It amazes me inconsiderate people are to things/people that they don't understand or choose not to understand. There should be a public apology made but even if it does come, I am not sure if it will be heartfelt or sincere. People don't see anything wrong with their actions. Where's the compassion and respect for all members of our society, regardless of ability. Good post. I enjoy your blog!

Wheelie Catholic said...

Thanks for your thoughts on this,
Megan. Have a great day.

FridaWrites said...

Yes, I am just disheartened by the meanness. My cousin, also a college student, has a similar level of visual disability to this student and was here this evening--I hate to think of her being exposed to public ridicule in this way. I couldn't even tell her about it.

Wheelie Catholic said...

Frida- it is disheartening. Take care.

Anonymous said...

This seems like another manifestation of a dynamic that drives me crazy: the one-up, one-down emphasis.
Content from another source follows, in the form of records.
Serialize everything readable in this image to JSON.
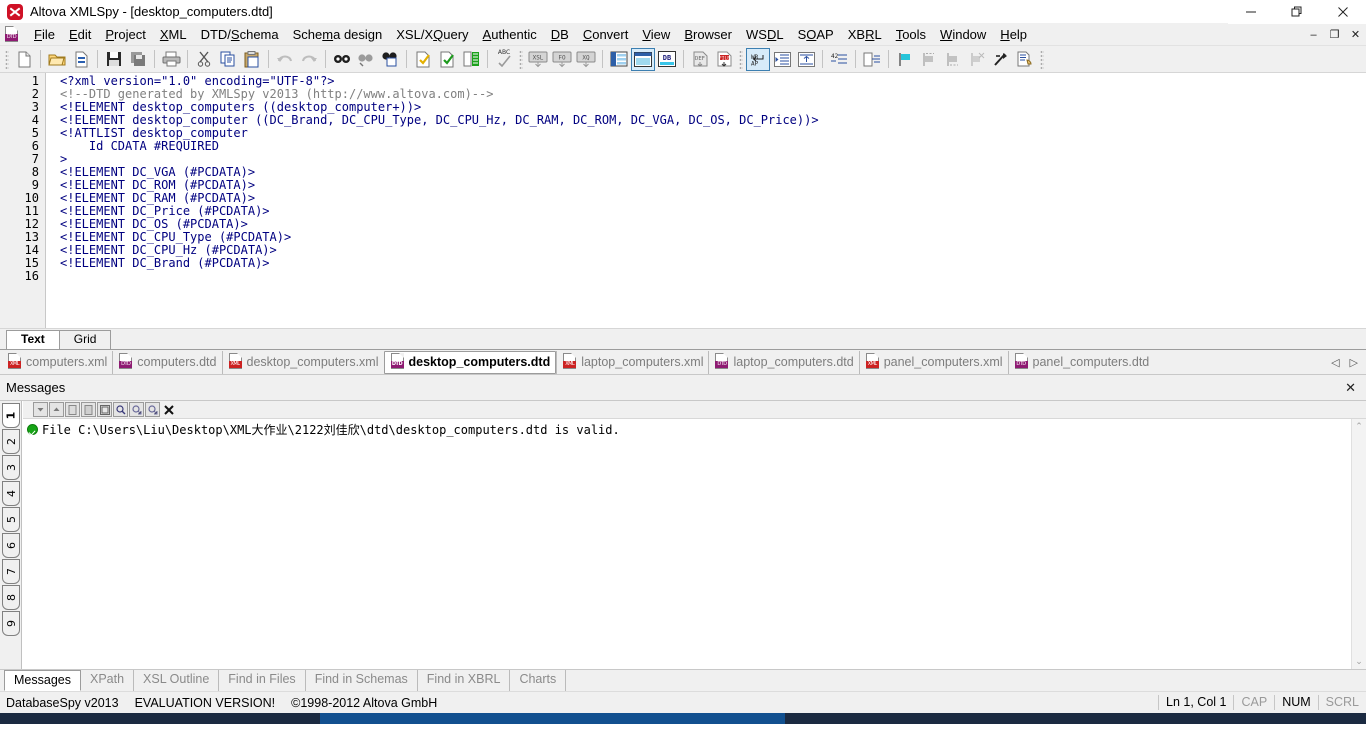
{
  "window": {
    "title": "Altova XMLSpy - [desktop_computers.dtd]",
    "app_icon": "altova-bug-icon",
    "minimize": "–",
    "maximize": "❐",
    "close": "✕"
  },
  "menubar": {
    "app_icon": "dtd-document-icon",
    "items": [
      {
        "label": "File"
      },
      {
        "label": "Edit"
      },
      {
        "label": "Project"
      },
      {
        "label": "XML"
      },
      {
        "label": "DTD/Schema"
      },
      {
        "label": "Schema design"
      },
      {
        "label": "XSL/XQuery"
      },
      {
        "label": "Authentic"
      },
      {
        "label": "DB"
      },
      {
        "label": "Convert"
      },
      {
        "label": "View"
      },
      {
        "label": "Browser"
      },
      {
        "label": "WSDL"
      },
      {
        "label": "SOAP"
      },
      {
        "label": "XBRL"
      },
      {
        "label": "Tools"
      },
      {
        "label": "Window"
      },
      {
        "label": "Help"
      }
    ],
    "mdi": {
      "minimize": "–",
      "restore": "❐",
      "close": "✕"
    }
  },
  "toolbar": {
    "buttons": [
      {
        "name": "new-file",
        "tip": "New"
      },
      {
        "name": "open-file",
        "tip": "Open"
      },
      {
        "name": "reload-file",
        "tip": "Reload"
      },
      {
        "name": "save-file",
        "tip": "Save"
      },
      {
        "name": "save-all",
        "tip": "Save All"
      },
      {
        "name": "print",
        "tip": "Print"
      },
      {
        "name": "cut",
        "tip": "Cut"
      },
      {
        "name": "copy",
        "tip": "Copy"
      },
      {
        "name": "paste",
        "tip": "Paste"
      },
      {
        "name": "undo",
        "tip": "Undo"
      },
      {
        "name": "redo",
        "tip": "Redo"
      },
      {
        "name": "find",
        "tip": "Find"
      },
      {
        "name": "find-next",
        "tip": "Find Next"
      },
      {
        "name": "find-in-files",
        "tip": "Find in Files"
      },
      {
        "name": "check-well-formed",
        "tip": "Check well-formedness"
      },
      {
        "name": "validate",
        "tip": "Validate"
      },
      {
        "name": "assign-dtd",
        "tip": "Assign DTD"
      },
      {
        "name": "spell-check",
        "tip": "Spelling"
      },
      {
        "name": "xsl-transform",
        "tip": "XSL Transformation"
      },
      {
        "name": "fo-transform",
        "tip": "XSL:FO Transformation"
      },
      {
        "name": "xquery-execute",
        "tip": "XQuery Execution"
      },
      {
        "name": "grid-view",
        "tip": "Grid View"
      },
      {
        "name": "text-view",
        "tip": "Text View",
        "selected": true
      },
      {
        "name": "database-view",
        "tip": "Database View"
      },
      {
        "name": "schema-def",
        "tip": "DEF"
      },
      {
        "name": "file-def",
        "tip": "FILE"
      },
      {
        "name": "word-wrap",
        "tip": "Word Wrap",
        "selected": true
      },
      {
        "name": "indent-increase",
        "tip": "Insert Indent"
      },
      {
        "name": "indent-decrease",
        "tip": "Remove Indent"
      },
      {
        "name": "line-numbers",
        "tip": "Line Numbers"
      },
      {
        "name": "pretty-print",
        "tip": "Pretty Print"
      },
      {
        "name": "bookmark-toggle",
        "tip": "Insert/Remove Bookmark"
      },
      {
        "name": "bookmark-prev",
        "tip": "Previous Bookmark"
      },
      {
        "name": "bookmark-next",
        "tip": "Next Bookmark"
      },
      {
        "name": "bookmark-clear",
        "tip": "Remove All Bookmarks"
      },
      {
        "name": "comment-toggle",
        "tip": "Comment/Uncomment"
      },
      {
        "name": "entity-define",
        "tip": "Define Entities"
      }
    ]
  },
  "editor": {
    "line_numbers": [
      "1",
      "2",
      "3",
      "4",
      "5",
      "6",
      "7",
      "8",
      "9",
      "10",
      "11",
      "12",
      "13",
      "14",
      "15",
      "16"
    ],
    "lines": [
      {
        "n": 1,
        "text": "<?xml version=\"1.0\" encoding=\"UTF-8\"?>",
        "style": "kw"
      },
      {
        "n": 2,
        "text": "<!--DTD generated by XMLSpy v2013 (http://www.altova.com)-->",
        "style": "cmt"
      },
      {
        "n": 3,
        "text": "<!ELEMENT desktop_computers ((desktop_computer+))>",
        "style": "kw"
      },
      {
        "n": 4,
        "text": "<!ELEMENT desktop_computer ((DC_Brand, DC_CPU_Type, DC_CPU_Hz, DC_RAM, DC_ROM, DC_VGA, DC_OS, DC_Price))>",
        "style": "kw"
      },
      {
        "n": 5,
        "text": "<!ATTLIST desktop_computer",
        "style": "kw"
      },
      {
        "n": 6,
        "text": "    Id CDATA #REQUIRED",
        "style": "kw"
      },
      {
        "n": 7,
        "text": ">",
        "style": "kw"
      },
      {
        "n": 8,
        "text": "<!ELEMENT DC_VGA (#PCDATA)>",
        "style": "kw"
      },
      {
        "n": 9,
        "text": "<!ELEMENT DC_ROM (#PCDATA)>",
        "style": "kw"
      },
      {
        "n": 10,
        "text": "<!ELEMENT DC_RAM (#PCDATA)>",
        "style": "kw"
      },
      {
        "n": 11,
        "text": "<!ELEMENT DC_Price (#PCDATA)>",
        "style": "kw"
      },
      {
        "n": 12,
        "text": "<!ELEMENT DC_OS (#PCDATA)>",
        "style": "kw"
      },
      {
        "n": 13,
        "text": "<!ELEMENT DC_CPU_Type (#PCDATA)>",
        "style": "kw"
      },
      {
        "n": 14,
        "text": "<!ELEMENT DC_CPU_Hz (#PCDATA)>",
        "style": "kw"
      },
      {
        "n": 15,
        "text": "<!ELEMENT DC_Brand (#PCDATA)>",
        "style": "kw"
      },
      {
        "n": 16,
        "text": "",
        "style": "kw"
      }
    ]
  },
  "view_tabs": [
    {
      "label": "Text",
      "active": true
    },
    {
      "label": "Grid",
      "active": false
    }
  ],
  "file_tabs": [
    {
      "label": "computers.xml",
      "icon": "xml-file-icon",
      "active": false
    },
    {
      "label": "computers.dtd",
      "icon": "dtd-file-icon",
      "active": false
    },
    {
      "label": "desktop_computers.xml",
      "icon": "xml-file-icon",
      "active": false
    },
    {
      "label": "desktop_computers.dtd",
      "icon": "dtd-file-icon",
      "active": true
    },
    {
      "label": "laptop_computers.xml",
      "icon": "xml-file-icon",
      "active": false
    },
    {
      "label": "laptop_computers.dtd",
      "icon": "dtd-file-icon",
      "active": false
    },
    {
      "label": "panel_computers.xml",
      "icon": "xml-file-icon",
      "active": false
    },
    {
      "label": "panel_computers.dtd",
      "icon": "dtd-file-icon",
      "active": false
    }
  ],
  "file_tabs_nav": {
    "prev": "◁",
    "next": "▷"
  },
  "messages_panel": {
    "title": "Messages",
    "close": "✕",
    "vertical_tabs": [
      {
        "label": "1",
        "active": true
      },
      {
        "label": "2",
        "active": false
      },
      {
        "label": "3",
        "active": false
      },
      {
        "label": "4",
        "active": false
      },
      {
        "label": "5",
        "active": false
      },
      {
        "label": "6",
        "active": false
      },
      {
        "label": "7",
        "active": false
      },
      {
        "label": "8",
        "active": false
      },
      {
        "label": "9",
        "active": false
      }
    ],
    "toolbar": [
      {
        "name": "next-message-button",
        "glyph": "▼"
      },
      {
        "name": "previous-message-button",
        "glyph": "▲"
      },
      {
        "name": "copy-message-button",
        "glyph": "▯"
      },
      {
        "name": "copy-message-children-button",
        "glyph": "▯"
      },
      {
        "name": "copy-all-messages-button",
        "glyph": "▤"
      },
      {
        "name": "find-message-button",
        "glyph": "🔍"
      },
      {
        "name": "find-previous-button",
        "glyph": "🔍"
      },
      {
        "name": "find-next-button",
        "glyph": "🔍"
      },
      {
        "name": "clear-messages-button",
        "glyph": "✕"
      }
    ],
    "messages": [
      {
        "status": "valid",
        "status_icon": "success-check-icon",
        "text": "File C:\\Users\\Liu\\Desktop\\XML大作业\\2122刘佳欣\\dtd\\desktop_computers.dtd is valid."
      }
    ],
    "scroll_up": "⌃",
    "scroll_down": "⌄"
  },
  "bottom_tabs": [
    {
      "label": "Messages",
      "active": true
    },
    {
      "label": "XPath",
      "active": false
    },
    {
      "label": "XSL Outline",
      "active": false
    },
    {
      "label": "Find in Files",
      "active": false
    },
    {
      "label": "Find in Schemas",
      "active": false
    },
    {
      "label": "Find in XBRL",
      "active": false
    },
    {
      "label": "Charts",
      "active": false
    }
  ],
  "statusbar": {
    "product": "DatabaseSpy v2013",
    "license": "EVALUATION VERSION!",
    "copyright": "©1998-2012 Altova GmbH",
    "position": "Ln 1, Col 1",
    "caps": "CAP",
    "num": "NUM",
    "scroll": "SCRL"
  },
  "colors": {
    "chrome": "#f0f0f0",
    "editor_text": "#000080",
    "comment_text": "#808080",
    "accent_selected": "#3c7fb1",
    "valid_green": "#16a416",
    "taskbar": "#1b2a41",
    "taskbar_highlight": "#12508f"
  }
}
If I'm oriented to supportive comments, there are two ways I can get it: to actually do something beneficial and worthwhile (actually be above average), or to ridicule and call attention to someone who (seems) to be worse at things than I am - so now I'm one-up by making the other person one-down.

People with disabilities can be victimized by this in so many ways. When their disability prevents them from exhibiting some expected behavior (even, if Cow Girl is an example, a facial expression), everyone can get a boost in social position by ridiculing or denouncing them.

Then, if their disability becomes known, the same able-bodied people can get a second boost by patronizing them.

It's one of the most universal, and most insidious, social dynamics around.

Wheelie Catholic said...


Yes it is.

Thanks, Sr. Edith.